The Swiss Bankers Association has been a firm fixture in Swiss politics for over 100 years. We take our responsibility with respect to Switzerland’s system of direct democracy seriously and support a strong culture of citizens’ engagement in political life.
As the leading industry association of the Swiss financial centre, the SBA understands the value of the Confederation’s political system. It plays a decisive role in the proper functioning of our democracy, in social stability and in our country’s prosperity.
This success rests on wide-ranging citizens’ rights and a popular willingness to take on public offices and duties under what Switzerland calls the “militia” system, helping to ensure that politics and civil society do not become estranged from each other. This allows the knowledge and hands-on experience of the population at large to feed into political decision-making and so create an environment in which the economy can flourish.
If Switzerland’s success story is to be maintained, as many people as possible need to be politically engaged.

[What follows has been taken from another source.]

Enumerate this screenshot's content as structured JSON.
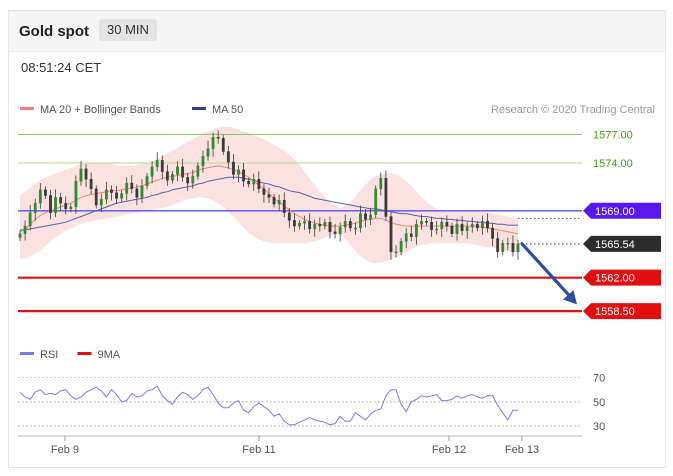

The SBA helps in various ways to underscore the importance of favourable conditions for the financial centre and for popular engagement in order to consolidate Switzerland’s success for the long term.
Swiss Banking Politforum
Some 1,500 bank staff are actively involved in politics at all levels throughout Switzerland. The SBA’s networking event is a way of thanking them for their dedication.
The future of the system
Switzerland’s political “militia” system relies on many people in our country playing their part. The SBA works in partnership with selected projects aiming to contribute to the system’s longevity in specific ways.
The Swiss Parliament
The SBA makes the sector’s expertise available to the members of the federal government’s Councils to assist in their legislative efforts. It also supports the groups represented in the Swiss Parliament financially with an annual contribution.
Unlike other countries, Switzerland has no professional parliamentarians, so industry associations have an important role to play. They provide political decision-makers with specialist expertise and the industries’ opinions on key issues, helping them to gauge the risks and opportunities associated with their decisions. This enables our political leaders to make informed, balanced decisions in the public interest.
The semi-professional parliamentary system also means that Switzerland’s political parties are not state-funded, but politics does of course require financial resources in order to function. The SBA provides all parliamentary groups represented on the federal government’s Councils with an annual funding contribution in support of the system. These contributions do not come with any conditions attached. They are intended to ensure the proper functioning of Switzerland’s parties at the federal level.
Access to information is essential for making decisions geared to the long term in a democracy such as ours in which a great deal of importance is attached to citizens’ rights. The SBA makes sure that the banks’ voice is heard in every referendum that concerns the Swiss financial centre.
The direct involvement of the population in political decision-making is a source of pride for our country. Citizens’ rights prevent alienation between politicians and the people they govern, build trust in institutions and foster prosperity.
Voters need to be able to understand the impact their vote might have. Interest groups such as industry associations can play a part in public opinion-forming by explaining the potential implications of political decisions for a particular industry and thus for our country’s prosperity. The SBA does this by conveying the banks’ views on federal referendums that concern the Swiss financial centre.